The Court is cognizant of the fact, however, that the time between referral to the tribunal and its final decision can be quite lengthy. While the statute mandates that "the action for malpractice shall be heard by said tribunal within fifteen days after the defendant's answer has been filed," Mass. Gen. Laws ch. 231, § 60B, this is not always the case. See Mark A. Cohen, Movement to Abolish Med-Mal Tribunals: Unnecessary Hurdles or Important Filter?, Mass. Law. Wkly., June 2, 1997, at 1 (despite fifteen day statutory mandate, "hearing typically does not occur for several months"). In at least one instance, there was an "inexplicable" twenty-five month delay before the tribunal was convened. See O'Leary v. Nepomuceno, 44 Mass.App.Ct. 683, 686, 693 N.E.2d 701 (1998) (upholding lower court's ruling to allow discovery to proceed although tribunal had not convened); see also Todisco v. Pesin, No. 927488, 1995 WL 1146841, at *1 (Mass.Super.Nov.21, 1995) (noting that the case was filed in 1992 and the tribunal convened in May 1993); Schell v. Birnbaum, No. 9224832J, 1994 WL 878922, at *2-*3 (Mass.Super.Nov.28, 1994) (noting that the answer was filed in July 1984 and the case was referred to the tribunal in July 1985).

The threat of delay, while troublesome, is insufficient to preempt the entire state statute, however. Any anticipated delays are speculative at this point. Indeed, the case has not yet been set for trial. Moreover, the Court trusts that in the vast majority of cases, the system works with moderate efficiency. Any undue delays can be ameliorated by an order allowing discovery to proceed.


Joseph has failed to convince this Court that Mass. Gen. Laws ch. 231, § 60B is inconsistent with the provisions of the Price Anderson Act. Consequently, Defendants Motion to Refer Claims to Medical Malpractice Tribunal is GRANTED. [docket no. 8]


[1] The bond may be reduced by the court upon a showing of indigency.

[2] "The term `public liability action' means any legal liability arising out of or resulting from a nuclear incident ...." 42 U.S.C. § 2014(w).

[3] While it has been established that an indemnification agreement is necessary for the claim to fall within the scope of the Act, it is not sufficient. The claim must also fit the other requirements of the Act, specifically that the claim involve a "nuclear incident." Unfortunately, "nuclear incident" is not defined in the Act and courts have arrived at varying interpretations. Compare Gilberg, 24 F. Supp. 2d at 332, with In re Cincinnati Radiation Litig., 874 F. Supp. 796, 831 (S.D.Ohio 1995). There is some dispute as to whether the Act was intended to cover nuclear medicine. Neither party raises this argument, however. Moreover, in a previous ruling this Court was unpersuaded that nuclear medicine is precluded per se from a "public liability action" under the Act. Heinrich, 62 F. Supp. 2d at 298 n. 1. Thus, here, an indemnification agreement remains the determinative factor.

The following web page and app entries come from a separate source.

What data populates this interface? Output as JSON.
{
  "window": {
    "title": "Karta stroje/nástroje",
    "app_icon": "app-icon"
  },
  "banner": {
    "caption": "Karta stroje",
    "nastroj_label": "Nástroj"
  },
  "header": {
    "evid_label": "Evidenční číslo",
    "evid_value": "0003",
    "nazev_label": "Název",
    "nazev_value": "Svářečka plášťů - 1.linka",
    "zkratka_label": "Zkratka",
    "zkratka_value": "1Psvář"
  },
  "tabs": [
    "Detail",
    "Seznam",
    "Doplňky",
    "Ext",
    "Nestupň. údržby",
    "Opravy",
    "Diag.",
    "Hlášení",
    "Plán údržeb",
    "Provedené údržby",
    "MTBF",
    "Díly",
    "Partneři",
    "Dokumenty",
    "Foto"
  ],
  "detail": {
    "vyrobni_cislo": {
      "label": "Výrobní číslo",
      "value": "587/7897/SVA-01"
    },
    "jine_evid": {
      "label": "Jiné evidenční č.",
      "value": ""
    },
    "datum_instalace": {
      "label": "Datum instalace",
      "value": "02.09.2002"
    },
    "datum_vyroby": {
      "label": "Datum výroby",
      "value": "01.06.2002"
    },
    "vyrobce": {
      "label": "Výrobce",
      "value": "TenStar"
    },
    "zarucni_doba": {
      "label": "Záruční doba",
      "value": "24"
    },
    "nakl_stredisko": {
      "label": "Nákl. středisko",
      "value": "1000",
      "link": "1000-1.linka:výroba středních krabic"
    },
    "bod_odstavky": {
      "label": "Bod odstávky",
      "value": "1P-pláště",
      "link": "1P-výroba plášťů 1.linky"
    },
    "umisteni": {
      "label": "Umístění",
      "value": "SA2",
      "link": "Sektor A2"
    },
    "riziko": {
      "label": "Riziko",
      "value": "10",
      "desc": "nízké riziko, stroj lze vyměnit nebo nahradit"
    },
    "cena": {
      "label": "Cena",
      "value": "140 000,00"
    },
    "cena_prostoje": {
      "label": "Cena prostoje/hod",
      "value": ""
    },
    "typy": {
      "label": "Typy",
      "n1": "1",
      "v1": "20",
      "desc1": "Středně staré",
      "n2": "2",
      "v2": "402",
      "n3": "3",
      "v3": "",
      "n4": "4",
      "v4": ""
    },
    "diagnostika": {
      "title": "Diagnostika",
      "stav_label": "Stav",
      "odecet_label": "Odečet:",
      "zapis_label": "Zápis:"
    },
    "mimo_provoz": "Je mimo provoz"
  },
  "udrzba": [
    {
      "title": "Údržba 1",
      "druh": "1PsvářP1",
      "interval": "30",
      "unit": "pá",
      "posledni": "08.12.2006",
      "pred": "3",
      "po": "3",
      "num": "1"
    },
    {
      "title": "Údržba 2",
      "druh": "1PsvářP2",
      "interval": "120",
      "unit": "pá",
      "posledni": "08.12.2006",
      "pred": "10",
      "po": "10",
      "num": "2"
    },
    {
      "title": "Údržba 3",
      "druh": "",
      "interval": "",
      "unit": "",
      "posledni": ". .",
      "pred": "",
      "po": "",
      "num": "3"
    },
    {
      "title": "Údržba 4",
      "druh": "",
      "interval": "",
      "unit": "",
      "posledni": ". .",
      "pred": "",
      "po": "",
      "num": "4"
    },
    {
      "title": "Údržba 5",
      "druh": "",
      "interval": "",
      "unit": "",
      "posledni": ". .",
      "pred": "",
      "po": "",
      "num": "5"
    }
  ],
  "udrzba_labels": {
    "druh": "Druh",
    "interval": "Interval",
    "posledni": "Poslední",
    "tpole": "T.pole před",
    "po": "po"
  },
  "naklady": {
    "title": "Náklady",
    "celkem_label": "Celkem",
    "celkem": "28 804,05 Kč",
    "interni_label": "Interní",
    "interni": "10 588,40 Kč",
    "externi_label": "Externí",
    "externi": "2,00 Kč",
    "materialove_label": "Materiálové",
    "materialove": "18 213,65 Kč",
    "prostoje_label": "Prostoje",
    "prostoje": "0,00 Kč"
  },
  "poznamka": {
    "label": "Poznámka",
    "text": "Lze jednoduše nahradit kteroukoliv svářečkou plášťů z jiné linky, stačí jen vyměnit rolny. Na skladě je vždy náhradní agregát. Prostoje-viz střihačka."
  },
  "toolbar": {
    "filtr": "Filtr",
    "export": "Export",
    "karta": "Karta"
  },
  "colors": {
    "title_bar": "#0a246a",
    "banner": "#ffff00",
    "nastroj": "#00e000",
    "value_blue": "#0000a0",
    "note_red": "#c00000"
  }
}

[4] Sweet and Mass General continue to search for such an agreement.

[5] If Joseph is required to do so and fails to post the bond within thirty days of the tribunal's decision, the statute requires the action to be dismissed. This provision of the statute raises an interesting question: whether the mandated dismissal is inconsistent with the Price Anderson Act and the federal courts' original jurisdiction. This question, however, is not currently before the Court.